__WHAT THIS TASK INVOLVES__:
Wherever pictures occur in the entries below, leave them out and retype the rest exactly.
*** RECORD SET ***
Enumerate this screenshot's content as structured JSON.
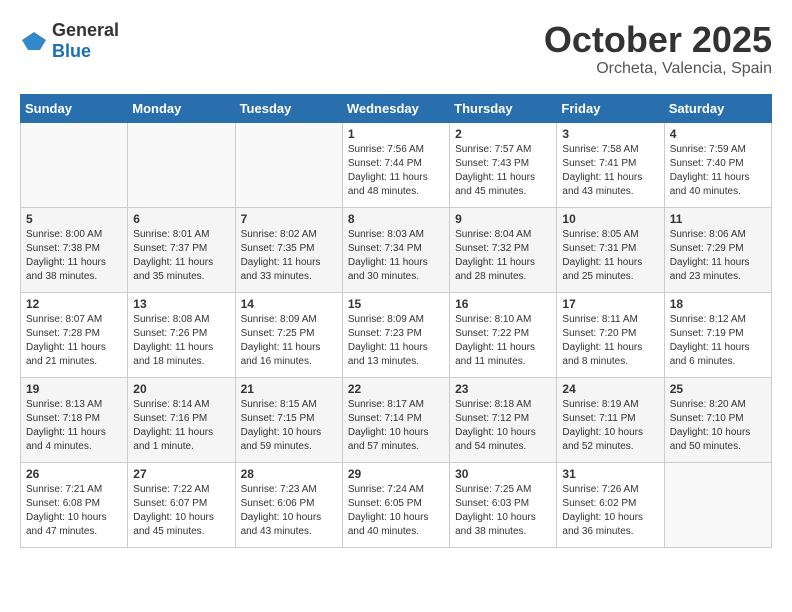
{
  "header": {
    "logo_general": "General",
    "logo_blue": "Blue",
    "month": "October 2025",
    "location": "Orcheta, Valencia, Spain"
  },
  "days_of_week": [
    "Sunday",
    "Monday",
    "Tuesday",
    "Wednesday",
    "Thursday",
    "Friday",
    "Saturday"
  ],
  "weeks": [
    [
      {
        "day": "",
        "info": ""
      },
      {
        "day": "",
        "info": ""
      },
      {
        "day": "",
        "info": ""
      },
      {
        "day": "1",
        "info": "Sunrise: 7:56 AM\nSunset: 7:44 PM\nDaylight: 11 hours\nand 48 minutes."
      },
      {
        "day": "2",
        "info": "Sunrise: 7:57 AM\nSunset: 7:43 PM\nDaylight: 11 hours\nand 45 minutes."
      },
      {
        "day": "3",
        "info": "Sunrise: 7:58 AM\nSunset: 7:41 PM\nDaylight: 11 hours\nand 43 minutes."
      },
      {
        "day": "4",
        "info": "Sunrise: 7:59 AM\nSunset: 7:40 PM\nDaylight: 11 hours\nand 40 minutes."
      }
    ],
    [
      {
        "day": "5",
        "info": "Sunrise: 8:00 AM\nSunset: 7:38 PM\nDaylight: 11 hours\nand 38 minutes."
      },
      {
        "day": "6",
        "info": "Sunrise: 8:01 AM\nSunset: 7:37 PM\nDaylight: 11 hours\nand 35 minutes."
      },
      {
        "day": "7",
        "info": "Sunrise: 8:02 AM\nSunset: 7:35 PM\nDaylight: 11 hours\nand 33 minutes."
      },
      {
        "day": "8",
        "info": "Sunrise: 8:03 AM\nSunset: 7:34 PM\nDaylight: 11 hours\nand 30 minutes."
      },
      {
        "day": "9",
        "info": "Sunrise: 8:04 AM\nSunset: 7:32 PM\nDaylight: 11 hours\nand 28 minutes."
      },
      {
        "day": "10",
        "info": "Sunrise: 8:05 AM\nSunset: 7:31 PM\nDaylight: 11 hours\nand 25 minutes."
      },
      {
        "day": "11",
        "info": "Sunrise: 8:06 AM\nSunset: 7:29 PM\nDaylight: 11 hours\nand 23 minutes."
      }
    ],
    [
      {
        "day": "12",
        "info": "Sunrise: 8:07 AM\nSunset: 7:28 PM\nDaylight: 11 hours\nand 21 minutes."
      },
      {
        "day": "13",
        "info": "Sunrise: 8:08 AM\nSunset: 7:26 PM\nDaylight: 11 hours\nand 18 minutes."
      },
      {
        "day": "14",
        "info": "Sunrise: 8:09 AM\nSunset: 7:25 PM\nDaylight: 11 hours\nand 16 minutes."
      },
      {
        "day": "15",
        "info": "Sunrise: 8:09 AM\nSunset: 7:23 PM\nDaylight: 11 hours\nand 13 minutes."
      },
      {
        "day": "16",
        "info": "Sunrise: 8:10 AM\nSunset: 7:22 PM\nDaylight: 11 hours\nand 11 minutes."
      },
      {
        "day": "17",
        "info": "Sunrise: 8:11 AM\nSunset: 7:20 PM\nDaylight: 11 hours\nand 8 minutes."
      },
      {
        "day": "18",
        "info": "Sunrise: 8:12 AM\nSunset: 7:19 PM\nDaylight: 11 hours\nand 6 minutes."
      }
    ],
    [
      {
        "day": "19",
        "info": "Sunrise: 8:13 AM\nSunset: 7:18 PM\nDaylight: 11 hours\nand 4 minutes."
      },
      {
        "day": "20",
        "info": "Sunrise: 8:14 AM\nSunset: 7:16 PM\nDaylight: 11 hours\nand 1 minute."
      },
      {
        "day": "21",
        "info": "Sunrise: 8:15 AM\nSunset: 7:15 PM\nDaylight: 10 hours\nand 59 minutes."
      },
      {
        "day": "22",
        "info": "Sunrise: 8:17 AM\nSunset: 7:14 PM\nDaylight: 10 hours\nand 57 minutes."
      },
      {
        "day": "23",
        "info": "Sunrise: 8:18 AM\nSunset: 7:12 PM\nDaylight: 10 hours\nand 54 minutes."
      },
      {
        "day": "24",
        "info": "Sunrise: 8:19 AM\nSunset: 7:11 PM\nDaylight: 10 hours\nand 52 minutes."
      },
      {
        "day": "25",
        "info": "Sunrise: 8:20 AM\nSunset: 7:10 PM\nDaylight: 10 hours\nand 50 minutes."
      }
    ],
    [
      {
        "day": "26",
        "info": "Sunrise: 7:21 AM\nSunset: 6:08 PM\nDaylight: 10 hours\nand 47 minutes."
      },
      {
        "day": "27",
        "info": "Sunrise: 7:22 AM\nSunset: 6:07 PM\nDaylight: 10 hours\nand 45 minutes."
      },
      {
        "day": "28",
        "info": "Sunrise: 7:23 AM\nSunset: 6:06 PM\nDaylight: 10 hours\nand 43 minutes."
      },
      {
        "day": "29",
        "info": "Sunrise: 7:24 AM\nSunset: 6:05 PM\nDaylight: 10 hours\nand 40 minutes."
      },
      {
        "day": "30",
        "info": "Sunrise: 7:25 AM\nSunset: 6:03 PM\nDaylight: 10 hours\nand 38 minutes."
      },
      {
        "day": "31",
        "info": "Sunrise: 7:26 AM\nSunset: 6:02 PM\nDaylight: 10 hours\nand 36 minutes."
      },
      {
        "day": "",
        "info": ""
      }
    ]
  ]
}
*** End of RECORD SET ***
__FINISHED EXERCISE__:
Enumerate this screenshot's content as structured JSON.
{
  "header": {
    "logo_general": "General",
    "logo_blue": "Blue",
    "month": "October 2025",
    "location": "Orcheta, Valencia, Spain"
  },
  "days_of_week": [
    "Sunday",
    "Monday",
    "Tuesday",
    "Wednesday",
    "Thursday",
    "Friday",
    "Saturday"
  ],
  "weeks": [
    [
      {
        "day": "",
        "info": ""
      },
      {
        "day": "",
        "info": ""
      },
      {
        "day": "",
        "info": ""
      },
      {
        "day": "1",
        "info": "Sunrise: 7:56 AM\nSunset: 7:44 PM\nDaylight: 11 hours\nand 48 minutes."
      },
      {
        "day": "2",
        "info": "Sunrise: 7:57 AM\nSunset: 7:43 PM\nDaylight: 11 hours\nand 45 minutes."
      },
      {
        "day": "3",
        "info": "Sunrise: 7:58 AM\nSunset: 7:41 PM\nDaylight: 11 hours\nand 43 minutes."
      },
      {
        "day": "4",
        "info": "Sunrise: 7:59 AM\nSunset: 7:40 PM\nDaylight: 11 hours\nand 40 minutes."
      }
    ],
    [
      {
        "day": "5",
        "info": "Sunrise: 8:00 AM\nSunset: 7:38 PM\nDaylight: 11 hours\nand 38 minutes."
      },
      {
        "day": "6",
        "info": "Sunrise: 8:01 AM\nSunset: 7:37 PM\nDaylight: 11 hours\nand 35 minutes."
      },
      {
        "day": "7",
        "info": "Sunrise: 8:02 AM\nSunset: 7:35 PM\nDaylight: 11 hours\nand 33 minutes."
      },
      {
        "day": "8",
        "info": "Sunrise: 8:03 AM\nSunset: 7:34 PM\nDaylight: 11 hours\nand 30 minutes."
      },
      {
        "day": "9",
        "info": "Sunrise: 8:04 AM\nSunset: 7:32 PM\nDaylight: 11 hours\nand 28 minutes."
      },
      {
        "day": "10",
        "info": "Sunrise: 8:05 AM\nSunset: 7:31 PM\nDaylight: 11 hours\nand 25 minutes."
      },
      {
        "day": "11",
        "info": "Sunrise: 8:06 AM\nSunset: 7:29 PM\nDaylight: 11 hours\nand 23 minutes."
      }
    ],
    [
      {
        "day": "12",
        "info": "Sunrise: 8:07 AM\nSunset: 7:28 PM\nDaylight: 11 hours\nand 21 minutes."
      },
      {
        "day": "13",
        "info": "Sunrise: 8:08 AM\nSunset: 7:26 PM\nDaylight: 11 hours\nand 18 minutes."
      },
      {
        "day": "14",
        "info": "Sunrise: 8:09 AM\nSunset: 7:25 PM\nDaylight: 11 hours\nand 16 minutes."
      },
      {
        "day": "15",
        "info": "Sunrise: 8:09 AM\nSunset: 7:23 PM\nDaylight: 11 hours\nand 13 minutes."
      },
      {
        "day": "16",
        "info": "Sunrise: 8:10 AM\nSunset: 7:22 PM\nDaylight: 11 hours\nand 11 minutes."
      },
      {
        "day": "17",
        "info": "Sunrise: 8:11 AM\nSunset: 7:20 PM\nDaylight: 11 hours\nand 8 minutes."
      },
      {
        "day": "18",
        "info": "Sunrise: 8:12 AM\nSunset: 7:19 PM\nDaylight: 11 hours\nand 6 minutes."
      }
    ],
    [
      {
        "day": "19",
        "info": "Sunrise: 8:13 AM\nSunset: 7:18 PM\nDaylight: 11 hours\nand 4 minutes."
      },
      {
        "day": "20",
        "info": "Sunrise: 8:14 AM\nSunset: 7:16 PM\nDaylight: 11 hours\nand 1 minute."
      },
      {
        "day": "21",
        "info": "Sunrise: 8:15 AM\nSunset: 7:15 PM\nDaylight: 10 hours\nand 59 minutes."
      },
      {
        "day": "22",
        "info": "Sunrise: 8:17 AM\nSunset: 7:14 PM\nDaylight: 10 hours\nand 57 minutes."
      },
      {
        "day": "23",
        "info": "Sunrise: 8:18 AM\nSunset: 7:12 PM\nDaylight: 10 hours\nand 54 minutes."
      },
      {
        "day": "24",
        "info": "Sunrise: 8:19 AM\nSunset: 7:11 PM\nDaylight: 10 hours\nand 52 minutes."
      },
      {
        "day": "25",
        "info": "Sunrise: 8:20 AM\nSunset: 7:10 PM\nDaylight: 10 hours\nand 50 minutes."
      }
    ],
    [
      {
        "day": "26",
        "info": "Sunrise: 7:21 AM\nSunset: 6:08 PM\nDaylight: 10 hours\nand 47 minutes."
      },
      {
        "day": "27",
        "info": "Sunrise: 7:22 AM\nSunset: 6:07 PM\nDaylight: 10 hours\nand 45 minutes."
      },
      {
        "day": "28",
        "info": "Sunrise: 7:23 AM\nSunset: 6:06 PM\nDaylight: 10 hours\nand 43 minutes."
      },
      {
        "day": "29",
        "info": "Sunrise: 7:24 AM\nSunset: 6:05 PM\nDaylight: 10 hours\nand 40 minutes."
      },
      {
        "day": "30",
        "info": "Sunrise: 7:25 AM\nSunset: 6:03 PM\nDaylight: 10 hours\nand 38 minutes."
      },
      {
        "day": "31",
        "info": "Sunrise: 7:26 AM\nSunset: 6:02 PM\nDaylight: 10 hours\nand 36 minutes."
      },
      {
        "day": "",
        "info": ""
      }
    ]
  ]
}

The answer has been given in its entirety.